Financial institutions are interested but concerned about the small scale of the market and the low trading volume. This is an issue because even small cities and counties have set up their carbon exchanges to reap benefits from carbon trading (and have closed down prematurely). Building a national cap-and-trade system will be a steep learning curve for China.
The falling coal consumption in China has made room for capping emissions. China used to be highly sceptical of emissions trading because it requires an absolute emissions cap to function properly, which would pose limits on the use of coal for power generation.
At the same time, car ownership in China is increasing, meaning that petrol use is likely to increase too. The Beijing government could keep cars off the roads by forcing car owners to drive only on alternate days (depending on their licence plate number), as it did during the APEC Summit held in Beijing in 2014 and the Tiananmen parade in 2015. Some heavy industries were forced to shut down their plants temporarily to meet emissions targets.
It may turn out that 2017 is too soon for China to develop a national ETS without an outdated “command-and-control” approach. A better way forward may be to develop an interim carbon tax scheme before moving to an ETS, as Australia previously attempted to do.
Experts have indicated that carbon taxes are a better option than ETSs. In 2011, UK climate economist Nicholas Stern, the principal author of the influential Stern Review, along with a group of prominent economists and senior academics from Chinese official think tanks, said:
…a carbon tax is probably the more robust instrument than a cap-and-trade system for cutting carbon emissions at this stage of China’s development, and it is also the favoured option of China’s policy-makers.
China needs a lot more time to build up a fully functioning carbon market, but it doesn’t have time to get it wrong.

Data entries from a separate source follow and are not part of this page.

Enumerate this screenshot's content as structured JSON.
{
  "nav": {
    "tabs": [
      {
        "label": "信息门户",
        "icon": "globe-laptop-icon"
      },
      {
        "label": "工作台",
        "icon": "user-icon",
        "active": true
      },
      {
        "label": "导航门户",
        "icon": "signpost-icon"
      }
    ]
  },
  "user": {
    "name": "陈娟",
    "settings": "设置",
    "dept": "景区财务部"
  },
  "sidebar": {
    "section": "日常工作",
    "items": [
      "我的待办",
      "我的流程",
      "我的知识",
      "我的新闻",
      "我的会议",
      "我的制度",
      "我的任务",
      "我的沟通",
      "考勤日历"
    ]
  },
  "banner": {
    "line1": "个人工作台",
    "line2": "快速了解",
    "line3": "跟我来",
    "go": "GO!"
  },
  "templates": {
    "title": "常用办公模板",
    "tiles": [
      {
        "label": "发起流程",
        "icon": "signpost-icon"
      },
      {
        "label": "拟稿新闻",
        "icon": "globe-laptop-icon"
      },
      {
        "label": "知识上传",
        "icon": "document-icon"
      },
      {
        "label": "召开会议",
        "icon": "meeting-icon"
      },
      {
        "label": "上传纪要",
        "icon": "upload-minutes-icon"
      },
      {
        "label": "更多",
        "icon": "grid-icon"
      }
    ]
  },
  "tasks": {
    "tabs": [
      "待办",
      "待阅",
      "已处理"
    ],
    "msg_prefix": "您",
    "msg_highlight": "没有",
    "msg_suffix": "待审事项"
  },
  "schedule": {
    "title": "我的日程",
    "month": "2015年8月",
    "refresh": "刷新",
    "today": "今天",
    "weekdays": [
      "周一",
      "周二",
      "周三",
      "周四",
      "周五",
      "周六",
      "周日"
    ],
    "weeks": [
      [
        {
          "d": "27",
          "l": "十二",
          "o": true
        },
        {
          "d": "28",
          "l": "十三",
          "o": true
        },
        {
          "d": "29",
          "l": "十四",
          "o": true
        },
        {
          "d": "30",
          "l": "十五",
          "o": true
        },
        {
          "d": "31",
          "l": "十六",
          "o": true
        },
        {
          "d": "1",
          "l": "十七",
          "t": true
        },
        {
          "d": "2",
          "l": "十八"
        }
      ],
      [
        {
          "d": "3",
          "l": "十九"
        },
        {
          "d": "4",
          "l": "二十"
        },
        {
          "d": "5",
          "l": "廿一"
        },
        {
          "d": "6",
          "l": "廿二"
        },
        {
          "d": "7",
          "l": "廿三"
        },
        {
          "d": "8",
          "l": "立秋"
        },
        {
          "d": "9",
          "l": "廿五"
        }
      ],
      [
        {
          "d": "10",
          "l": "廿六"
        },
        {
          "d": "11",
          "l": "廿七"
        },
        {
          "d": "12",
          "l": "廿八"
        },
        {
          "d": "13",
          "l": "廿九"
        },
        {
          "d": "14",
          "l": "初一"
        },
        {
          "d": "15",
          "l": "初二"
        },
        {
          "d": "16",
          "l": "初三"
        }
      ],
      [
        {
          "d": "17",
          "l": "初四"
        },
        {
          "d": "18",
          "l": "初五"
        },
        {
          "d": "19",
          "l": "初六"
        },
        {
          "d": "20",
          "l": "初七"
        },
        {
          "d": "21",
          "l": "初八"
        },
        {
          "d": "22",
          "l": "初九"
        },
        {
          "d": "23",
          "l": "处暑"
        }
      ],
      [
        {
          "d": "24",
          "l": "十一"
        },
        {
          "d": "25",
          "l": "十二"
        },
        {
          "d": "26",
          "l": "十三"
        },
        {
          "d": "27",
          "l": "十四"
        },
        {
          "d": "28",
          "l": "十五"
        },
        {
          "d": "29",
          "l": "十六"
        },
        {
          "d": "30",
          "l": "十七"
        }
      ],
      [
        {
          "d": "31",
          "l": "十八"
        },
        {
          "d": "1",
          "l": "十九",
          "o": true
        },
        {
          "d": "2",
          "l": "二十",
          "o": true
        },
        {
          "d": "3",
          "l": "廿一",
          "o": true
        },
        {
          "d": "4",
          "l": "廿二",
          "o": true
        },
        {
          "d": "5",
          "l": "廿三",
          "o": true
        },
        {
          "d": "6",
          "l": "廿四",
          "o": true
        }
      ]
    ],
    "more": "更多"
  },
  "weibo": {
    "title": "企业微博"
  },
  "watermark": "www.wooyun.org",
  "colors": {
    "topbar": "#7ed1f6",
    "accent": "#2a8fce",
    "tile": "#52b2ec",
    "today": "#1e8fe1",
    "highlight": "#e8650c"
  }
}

Covering more than a quarter of the world’s greenhouse gas emissions, the Chinese carbon market will be a game-changer, but it will also be too big to fail.